    Hilary Pattison 02 October 2014, 03:01 PM

    Whilst a little cautious about making generalised gender related comments, my experience of all the major projects I have led is that the 'nuts and bolts' of project management - managing a project plan, running an effective PSO, controlling change, managing risk registers etc are the most straightforward side. However, in practice most change affects people; often in large numbers. It is the unconvinced team dragging their heels, the poor industrial relations environment or the lack of care and attention to how the people affected are feeling that can be missed or only given lip service.That is where I have found female project managers can often really come into their own and my experience is that they often really get the importance of managing these aspects of a large project and know how to connect with people and support them through the change curve. People are often the trickiest strand to manage of all and the one that is most likely to go horribly wrong. I love doing construction projects. Buildings have no feelings and they never argue back!It is not easy or soft and to do it well requires patience and a real ability to get into the shoes of the people most impacted by the change.
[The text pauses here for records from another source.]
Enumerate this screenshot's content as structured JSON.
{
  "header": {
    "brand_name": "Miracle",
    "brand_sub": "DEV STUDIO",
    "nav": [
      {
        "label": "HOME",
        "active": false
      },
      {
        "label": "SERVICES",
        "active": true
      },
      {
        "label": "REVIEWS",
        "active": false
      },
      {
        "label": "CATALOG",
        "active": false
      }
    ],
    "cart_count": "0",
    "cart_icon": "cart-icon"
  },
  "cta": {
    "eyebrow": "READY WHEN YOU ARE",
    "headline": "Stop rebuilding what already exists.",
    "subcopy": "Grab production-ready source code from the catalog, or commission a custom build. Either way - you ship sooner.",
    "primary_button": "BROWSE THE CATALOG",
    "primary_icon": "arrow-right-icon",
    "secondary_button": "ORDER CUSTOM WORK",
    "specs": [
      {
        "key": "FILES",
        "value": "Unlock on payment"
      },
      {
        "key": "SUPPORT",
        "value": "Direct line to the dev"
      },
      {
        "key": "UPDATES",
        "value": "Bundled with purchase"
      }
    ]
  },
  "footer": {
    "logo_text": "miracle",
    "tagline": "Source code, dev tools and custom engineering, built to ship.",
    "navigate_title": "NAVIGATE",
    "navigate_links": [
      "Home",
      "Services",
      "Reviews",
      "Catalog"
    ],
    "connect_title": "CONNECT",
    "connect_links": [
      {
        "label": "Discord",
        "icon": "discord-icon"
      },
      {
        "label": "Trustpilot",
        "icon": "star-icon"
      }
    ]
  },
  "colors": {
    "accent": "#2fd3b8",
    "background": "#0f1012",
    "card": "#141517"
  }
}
That is why, assuming they had the right technical skills, I would always want a healthy level of women in any of my project teams. It's quite simply a smart move if I want to make sure the project will go well.